The Obama administration has clamped down further on intelligence officials’ interaction with the media.
A recent Associated Press story indicates that director of national intelligence, James Clapper, issued a March 20 directive stating that only certain intelligence officials are authorized to speak to the media. Violating the directive could result in an employee losing his or her security clearance or job.
A spokesman for Clapper said the directive stemmed from a promise the director made to members of Congress in 2012. In that year Congress was considering passing a law to stem the flow of national security leaks. Concerns had been raised over a couple of high-profile leaks. One was the disclosure of U.S. involvement in cyberattacks on Iran and the other was over the revelation of a possible al-Qaida plot to place explosives on a U.S.-bound jetliner.
The law garnered plenty of support as many Republicans accused the White House of staging the leaks during an election year. But many felt such a law would be too restrictive on the media. In an effort to avoid such broad legislation Clapper began work to develop the March directive.
Some still feel that the new rules are too broad. Officials had always been restricted from disclosing classified information but the directive applies to unclassified information as well.
Steven Aftergood, a government secrecy expert with the Federation of American Scientists, reported on the new policy Monday from his blog, Secrecy News. He pointed out that the rules do “not distinguish between classified and unclassified intelligence information. The ‘covered matters’ that require prior authorization … extend to any topic that is ‘related’ to intelligence, irrespective of its classification status.”
"The new directive is far more sweeping than any previous policy, since it applies to basically everything having to do with intelligence,” Aftergood told the AP. "By trying to regulate reporters' ability to independently gather unclassified information, the directive will undermine the credibility of all intelligence-related news.”

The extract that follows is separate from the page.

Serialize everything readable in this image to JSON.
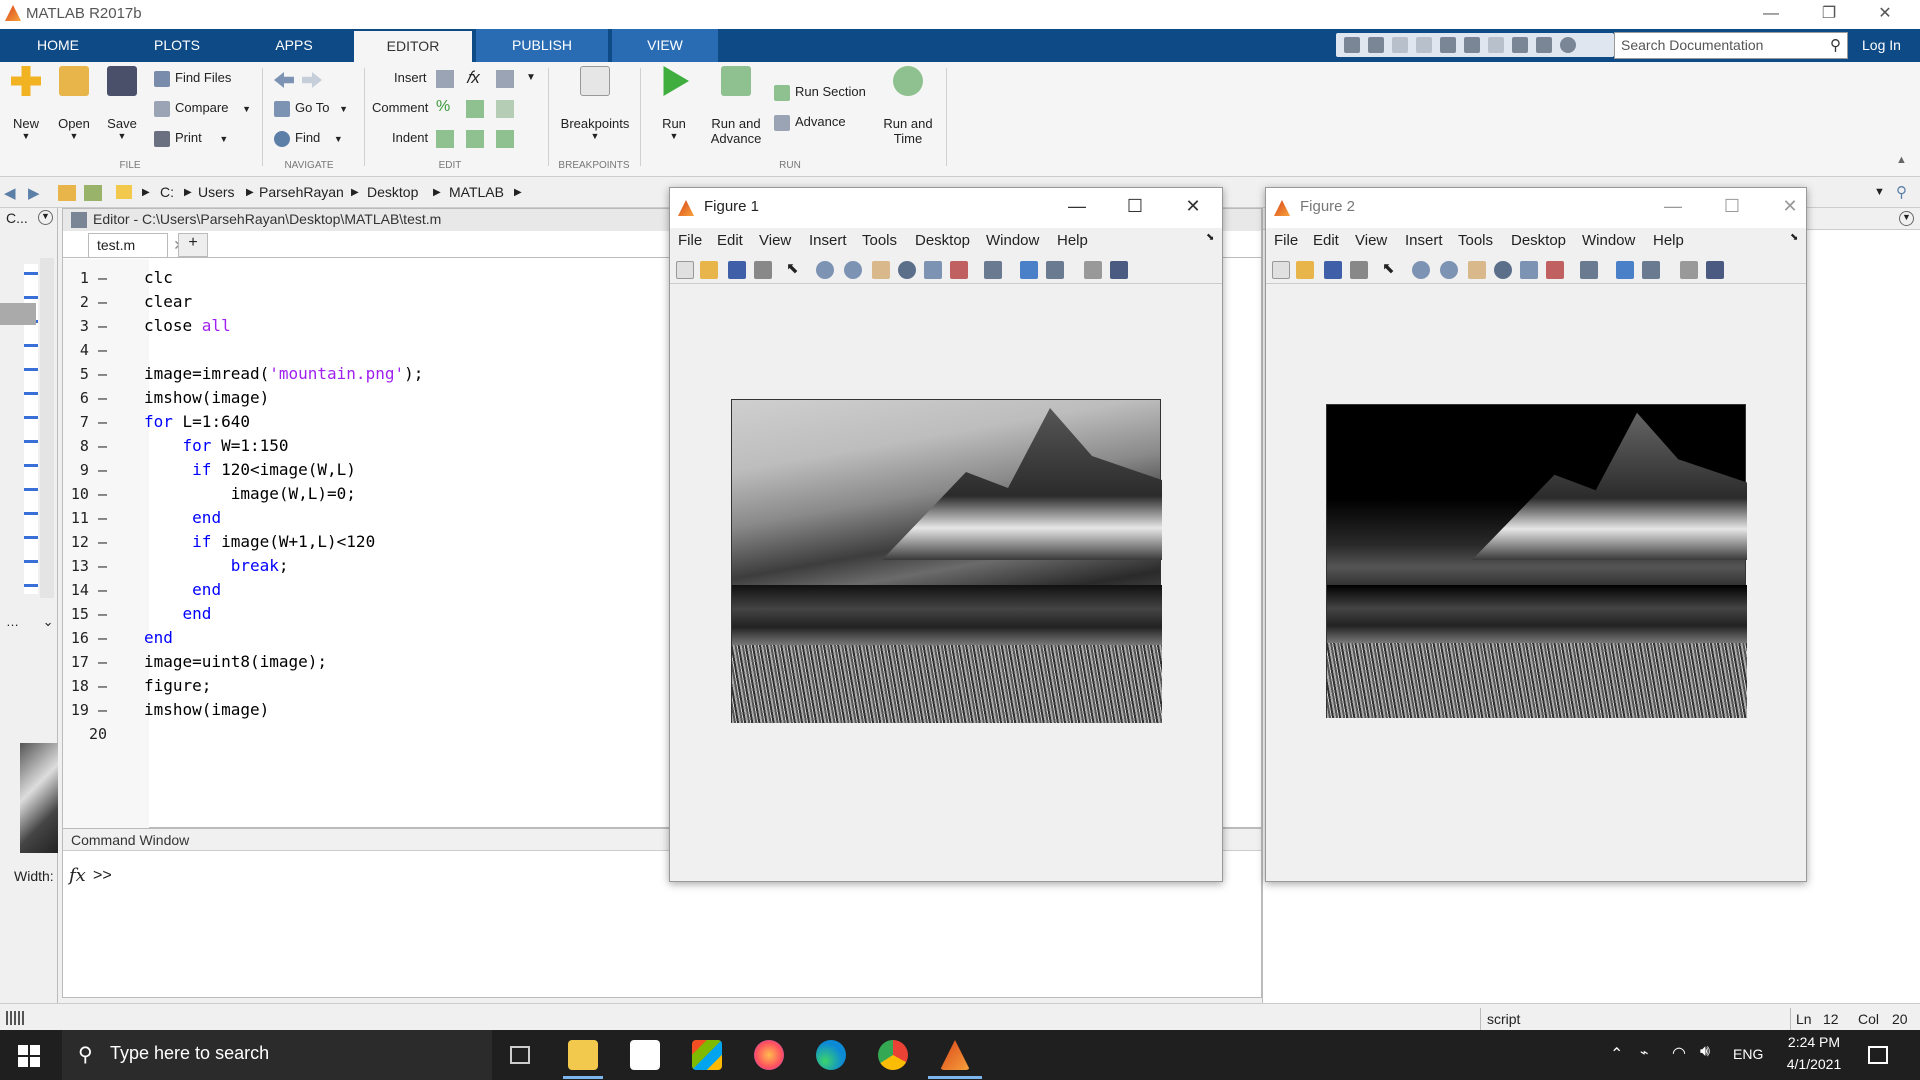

The directive will continue to raise eyebrows. And it is proof that the current administration is serious about tightening its grip on officials and their availability to the press.

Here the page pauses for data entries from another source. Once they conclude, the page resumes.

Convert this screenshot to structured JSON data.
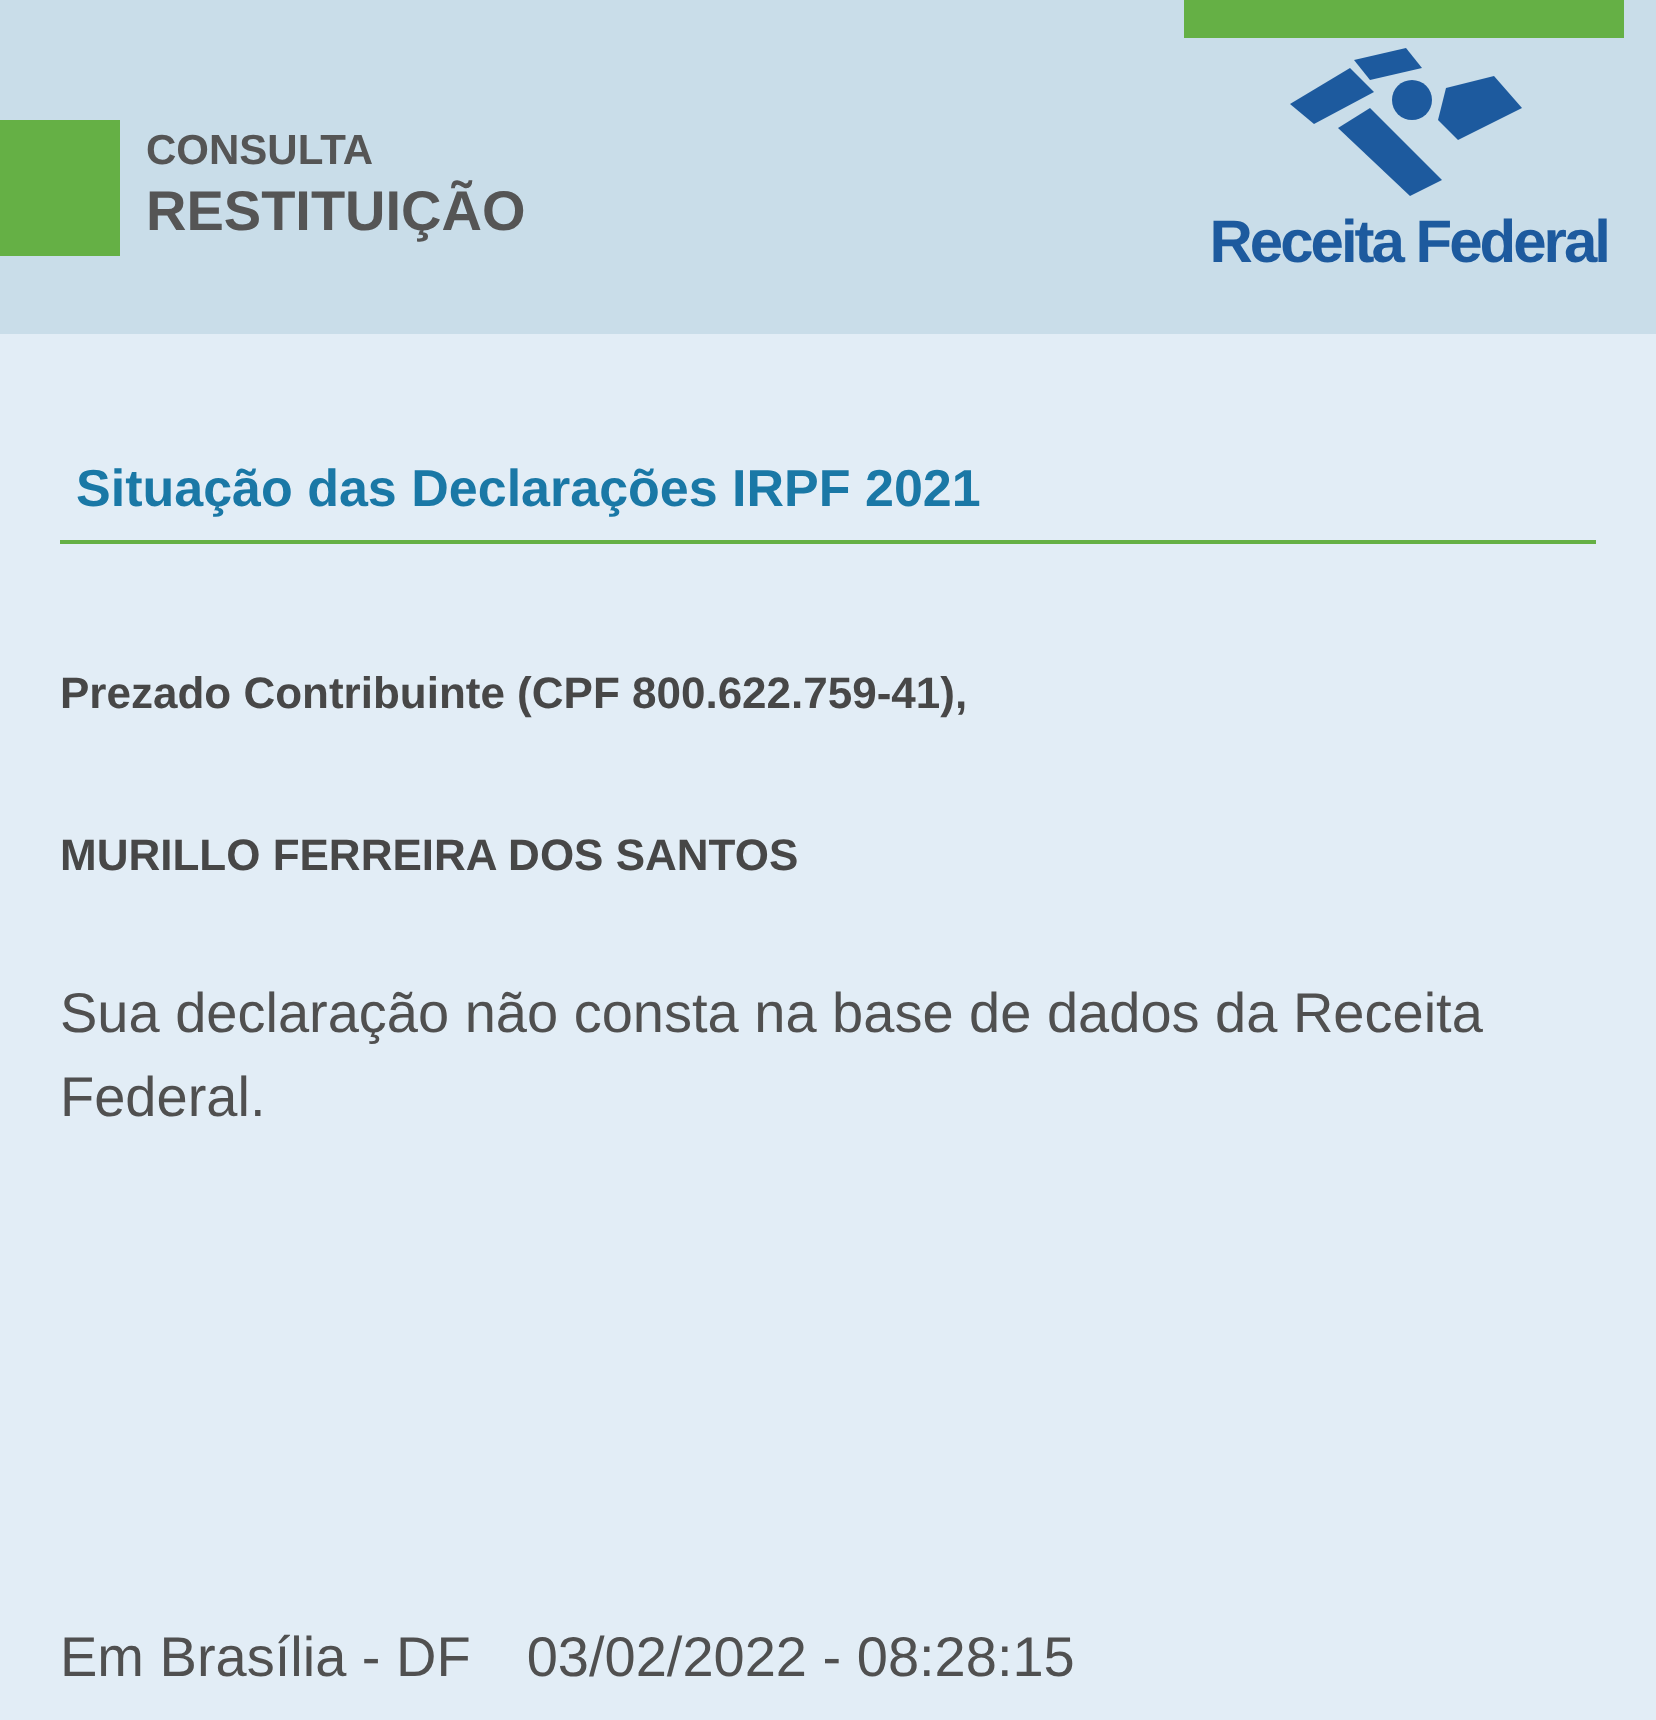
{
  "header": {
    "kicker": "CONSULTA",
    "title": "RESTITUIÇÃO",
    "logo_text": "Receita Federal"
  },
  "section_title": "Situação das Declarações IRPF 2021",
  "greeting": "Prezado Contribuinte (CPF 800.622.759-41),",
  "taxpayer_name": "MURILLO FERREIRA DOS SANTOS",
  "message": "Sua declaração não consta na base de dados da Receita Federal.",
  "footer": {
    "place": "Em Brasília - DF",
    "timestamp": "03/02/2022 - 08:28:15"
  }
}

Two weeks ago Jill Abramson, executive editor of The New York Times, told The Takeaway’s John Hockenberry that the Obama administration is the most secretive she has ever seen.
"The Obama years are a benchmark for a new level of secrecy and control," she said. ”It's created quite a challenging atmosphere for The New York Times, and for some of the best reporters in my newsroom who cover national security issues in Washington.”
The new rules for intelligence officials are unlikely to change that.